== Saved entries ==
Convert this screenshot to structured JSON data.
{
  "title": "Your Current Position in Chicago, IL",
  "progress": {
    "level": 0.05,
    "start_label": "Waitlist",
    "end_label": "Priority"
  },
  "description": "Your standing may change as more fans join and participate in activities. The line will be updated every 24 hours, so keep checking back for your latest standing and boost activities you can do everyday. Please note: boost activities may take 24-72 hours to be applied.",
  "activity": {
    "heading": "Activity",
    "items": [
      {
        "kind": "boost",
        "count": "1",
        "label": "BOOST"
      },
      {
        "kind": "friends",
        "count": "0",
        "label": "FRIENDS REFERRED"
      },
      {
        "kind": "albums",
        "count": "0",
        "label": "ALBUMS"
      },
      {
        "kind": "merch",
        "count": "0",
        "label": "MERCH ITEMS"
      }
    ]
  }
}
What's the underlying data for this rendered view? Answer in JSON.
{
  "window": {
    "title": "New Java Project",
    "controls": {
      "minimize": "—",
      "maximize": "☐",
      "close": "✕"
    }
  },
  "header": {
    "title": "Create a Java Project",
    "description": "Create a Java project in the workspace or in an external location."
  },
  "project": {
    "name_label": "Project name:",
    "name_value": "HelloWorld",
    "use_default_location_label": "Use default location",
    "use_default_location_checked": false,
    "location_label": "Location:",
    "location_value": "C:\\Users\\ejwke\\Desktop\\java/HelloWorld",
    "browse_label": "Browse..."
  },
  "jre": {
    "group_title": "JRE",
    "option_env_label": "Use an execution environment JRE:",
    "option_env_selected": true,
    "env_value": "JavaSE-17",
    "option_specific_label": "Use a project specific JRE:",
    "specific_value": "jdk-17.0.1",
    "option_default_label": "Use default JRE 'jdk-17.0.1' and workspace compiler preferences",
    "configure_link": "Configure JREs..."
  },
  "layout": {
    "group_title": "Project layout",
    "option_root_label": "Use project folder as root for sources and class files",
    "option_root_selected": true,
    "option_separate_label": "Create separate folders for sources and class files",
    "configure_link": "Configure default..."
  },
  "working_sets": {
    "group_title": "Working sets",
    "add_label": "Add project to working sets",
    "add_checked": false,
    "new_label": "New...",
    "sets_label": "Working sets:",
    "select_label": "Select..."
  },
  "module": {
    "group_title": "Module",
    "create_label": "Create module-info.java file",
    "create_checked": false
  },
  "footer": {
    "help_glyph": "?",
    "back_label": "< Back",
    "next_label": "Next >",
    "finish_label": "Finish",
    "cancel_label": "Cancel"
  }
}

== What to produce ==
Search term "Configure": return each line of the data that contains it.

== Response to the exercise ==
    "configure_link": "Configure JREs..."
    "configure_link": "Configure default..."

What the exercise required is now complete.